I bought my first items for new baby (that's his/her name right now): a two-pack of gender-neutral sleep gowns and a few disposable diapers for the early days. Now I can start washing and putting things into the empty dresser beside the crib! This little one seems to be my most active baby yet, and I'm wondering if that's going to translate well once he or she is born. Dear God, we are begging for a child who sleeps well--maybe not at the very beginning, but maybe within a few months? :)
Of course, we know how incredibly blessed we are, regardless of the sleep issues we've had the last several years. Psalm 127:3 says, "Children are a heritage from the LORD, offspring a reward from him." It's such a different mindset from the typical modern view of children that makes them more of a burden than a blessing. We are so, so thankful. My prayer is that we always remember that. 

Wednesday, March 9, 2011

The Emerald Isle

I recently had the great pleasure of visiting my twin sister (and best friend) and her beautiful family in Ireland. I went solo (well, solo except for the baby in utero), which was hard for me, given that it was the first time I'd ever left the children, and the longest Paul and I had ever been apart. I cried buckets walking through security leaving Reagan National, and I'm pretty sure I almost attracted too much attention. Once I'd made it through my connection in JFK, I relaxed as I boarded the plane for the long flight over the ocean.
I was sooo happy to see my sister who drove with her baby early in the morning to pick me up at Shannon International Airport about an hour and a half away from her house in a pretty little town in the countryside of Ireland. During the week that I was there, we drove through the Gap of Dunloe and Connor Pass; walked the towns of Killarney, Dingle, Kenmare, and Tralee; and visited Muckross House and Ross Castle. Since I was there primarily to visit with some of my favorite people in the world, I wasn't terribly interested in spending all my time site-seeing, but I think we had a really nice balance of quality time and tourism. One of the highlights for me was having high tea with my sister at an Irish tearoom in Killarney.
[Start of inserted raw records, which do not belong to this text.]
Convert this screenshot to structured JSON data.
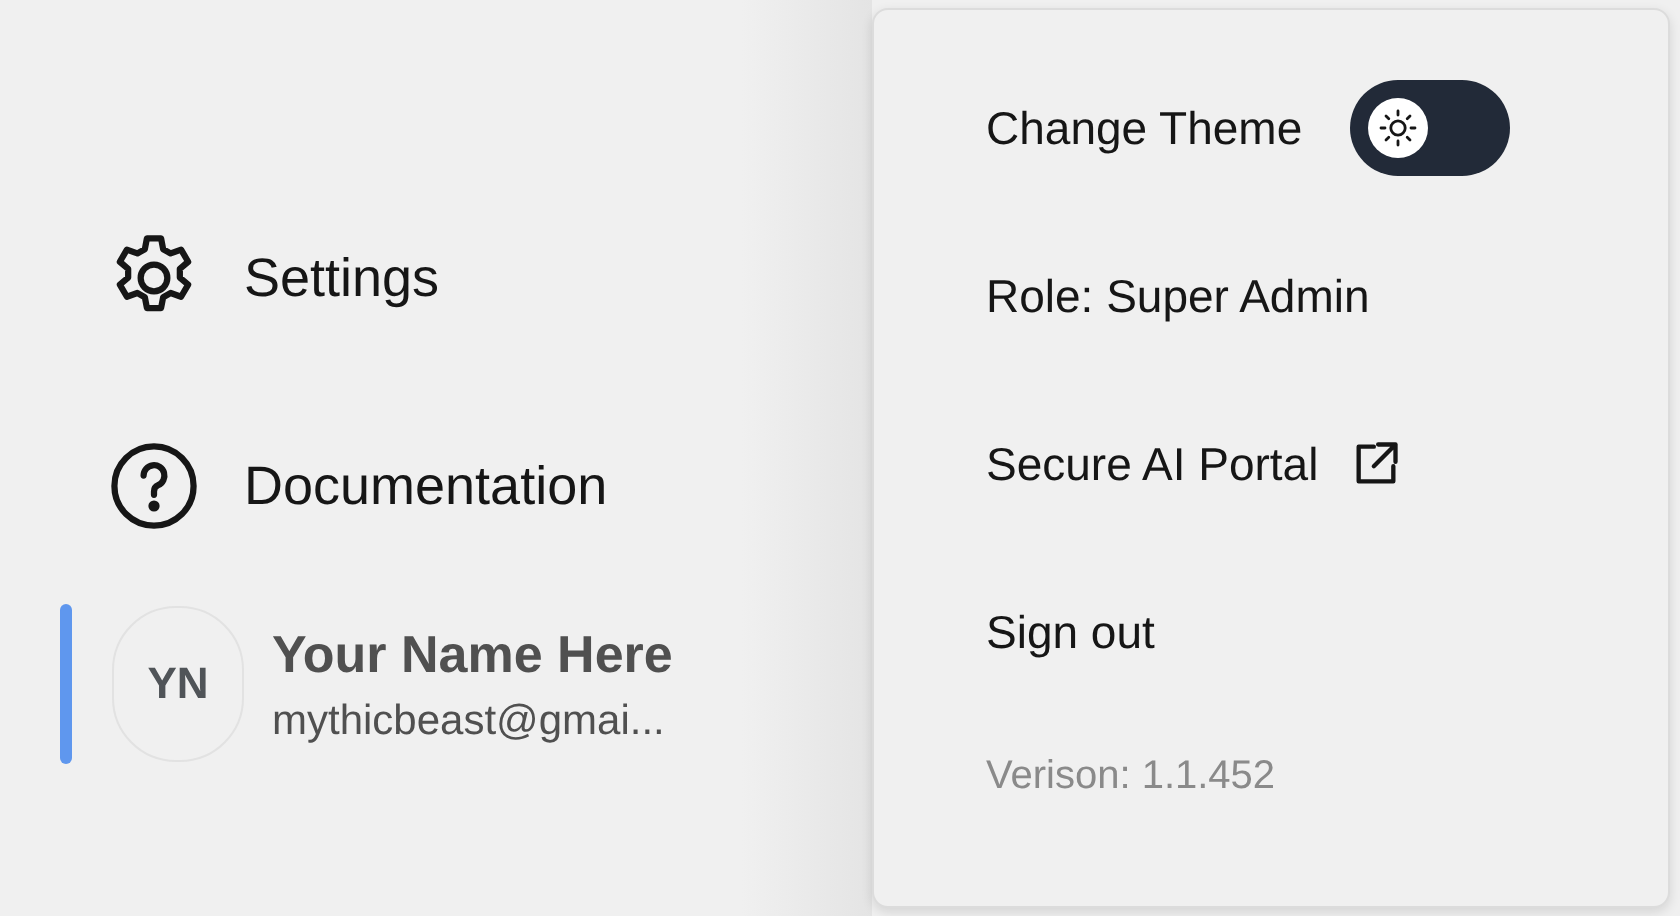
{
  "sidebar": {
    "items": [
      {
        "kind": "settings",
        "label": "Settings"
      },
      {
        "kind": "help",
        "label": "Documentation"
      }
    ],
    "user": {
      "initials": "YN",
      "name": "Your Name Here",
      "email": "mythicbeast@gmai...",
      "selected": true
    }
  },
  "menu": {
    "items": [
      {
        "kind": "toggle",
        "label": "Change Theme",
        "on": false
      },
      {
        "kind": "text",
        "label": "Role: Super Admin"
      },
      {
        "kind": "external",
        "label": "Secure AI Portal"
      },
      {
        "kind": "text",
        "label": "Sign out"
      }
    ],
    "version": "Verison: 1.1.452"
  }
}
Of course I also enjoyed the many afternoons spent by the fire just hanging out with the family.
The view from Connor Pass, the highest mountains in Ireland

The view from Castlegregory
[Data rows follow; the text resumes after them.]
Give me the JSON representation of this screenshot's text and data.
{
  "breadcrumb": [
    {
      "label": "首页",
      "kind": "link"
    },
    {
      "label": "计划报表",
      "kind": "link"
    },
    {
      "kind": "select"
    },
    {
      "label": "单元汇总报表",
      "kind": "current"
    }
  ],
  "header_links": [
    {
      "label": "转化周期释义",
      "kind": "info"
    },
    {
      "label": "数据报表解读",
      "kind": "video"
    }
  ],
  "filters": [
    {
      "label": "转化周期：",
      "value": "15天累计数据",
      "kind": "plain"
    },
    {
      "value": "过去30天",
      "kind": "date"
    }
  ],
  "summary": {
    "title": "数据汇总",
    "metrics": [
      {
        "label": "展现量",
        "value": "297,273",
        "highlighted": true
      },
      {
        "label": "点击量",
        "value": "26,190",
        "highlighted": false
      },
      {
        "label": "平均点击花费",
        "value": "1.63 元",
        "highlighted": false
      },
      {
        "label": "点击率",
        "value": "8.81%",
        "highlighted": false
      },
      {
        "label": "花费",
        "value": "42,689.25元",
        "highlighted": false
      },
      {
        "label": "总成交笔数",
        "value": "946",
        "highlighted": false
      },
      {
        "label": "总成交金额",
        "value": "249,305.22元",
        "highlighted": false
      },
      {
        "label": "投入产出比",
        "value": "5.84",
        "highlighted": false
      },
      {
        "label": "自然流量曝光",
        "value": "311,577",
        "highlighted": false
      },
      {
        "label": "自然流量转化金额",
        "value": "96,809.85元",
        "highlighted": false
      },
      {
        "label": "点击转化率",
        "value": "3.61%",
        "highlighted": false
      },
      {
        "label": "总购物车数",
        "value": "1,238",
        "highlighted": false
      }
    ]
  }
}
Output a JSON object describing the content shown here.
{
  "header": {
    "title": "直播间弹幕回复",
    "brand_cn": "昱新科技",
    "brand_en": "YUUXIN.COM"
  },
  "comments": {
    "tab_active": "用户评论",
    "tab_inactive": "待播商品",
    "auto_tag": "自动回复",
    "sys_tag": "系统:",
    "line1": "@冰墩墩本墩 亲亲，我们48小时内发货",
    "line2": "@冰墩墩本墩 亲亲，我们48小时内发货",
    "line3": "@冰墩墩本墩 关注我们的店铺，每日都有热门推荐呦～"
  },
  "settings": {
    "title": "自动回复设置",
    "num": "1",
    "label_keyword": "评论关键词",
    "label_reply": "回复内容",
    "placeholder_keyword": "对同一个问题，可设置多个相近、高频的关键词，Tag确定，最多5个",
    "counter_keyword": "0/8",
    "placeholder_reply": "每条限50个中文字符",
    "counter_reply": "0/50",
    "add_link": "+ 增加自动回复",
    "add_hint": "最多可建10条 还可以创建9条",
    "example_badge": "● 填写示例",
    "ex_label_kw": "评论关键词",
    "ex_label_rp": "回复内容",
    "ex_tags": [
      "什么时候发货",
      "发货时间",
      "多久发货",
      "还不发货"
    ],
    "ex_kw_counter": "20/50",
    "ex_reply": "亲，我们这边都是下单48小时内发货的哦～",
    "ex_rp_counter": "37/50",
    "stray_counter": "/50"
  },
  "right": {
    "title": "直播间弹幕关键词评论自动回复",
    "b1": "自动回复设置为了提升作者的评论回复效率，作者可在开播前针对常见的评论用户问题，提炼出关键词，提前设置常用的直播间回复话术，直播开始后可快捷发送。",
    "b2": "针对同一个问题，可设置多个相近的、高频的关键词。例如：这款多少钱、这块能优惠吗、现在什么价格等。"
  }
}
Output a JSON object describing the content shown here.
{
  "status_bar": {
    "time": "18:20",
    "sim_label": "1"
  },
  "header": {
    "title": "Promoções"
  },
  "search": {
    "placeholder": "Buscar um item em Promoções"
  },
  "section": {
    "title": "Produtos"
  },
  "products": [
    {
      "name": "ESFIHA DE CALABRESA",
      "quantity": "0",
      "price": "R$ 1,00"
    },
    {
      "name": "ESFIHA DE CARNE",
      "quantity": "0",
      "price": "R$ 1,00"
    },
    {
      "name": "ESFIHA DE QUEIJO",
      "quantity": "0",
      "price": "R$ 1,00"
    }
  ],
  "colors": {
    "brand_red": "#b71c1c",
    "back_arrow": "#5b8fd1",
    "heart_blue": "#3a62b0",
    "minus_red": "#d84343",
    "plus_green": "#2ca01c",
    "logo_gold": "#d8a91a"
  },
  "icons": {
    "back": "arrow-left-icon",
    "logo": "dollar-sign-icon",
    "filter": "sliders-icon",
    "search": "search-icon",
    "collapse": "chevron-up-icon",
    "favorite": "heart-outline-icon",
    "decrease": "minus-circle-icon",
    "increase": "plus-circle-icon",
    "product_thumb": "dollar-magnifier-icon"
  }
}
The girls scaling the walls of Ross Castle

Cindy and baby
The view from Muckross House

A traditional Irish breakfast, one of my favorite delicacies

The Irish breakfast upon leaving the restaurant :)

Guinness and Bailey's ice cream at the best ice cream place I've ever patronized

Taking a rest upon the altar of the largest stone circle in Western Ireland in the town of Kenmare

The girls dancing on the altar

Making homemade pierogies and pasta

Me and my Ireland-bred nieces

Posing with my sis under an archway at Ross Castle

Our impression of a mirror

I miss them all so much, but I was happy to get home to my own babies and Paul. It's hard to be separated from my twin over such a distance, but this world just isn't perfect. I keep thinking about the day when we will all be in Heaven and can spend eternity together. I am so thankful to have an identical twin and to have had the opportunity to spend a week with her.
Thank you to my mother-in-law who traveled to spend the week taking care of the kids while I was away, and for the friends who filled in the gaps for childcare, as well as my parents who helped with the cost that traveling incurred. It was a wonderful and relaxing trip!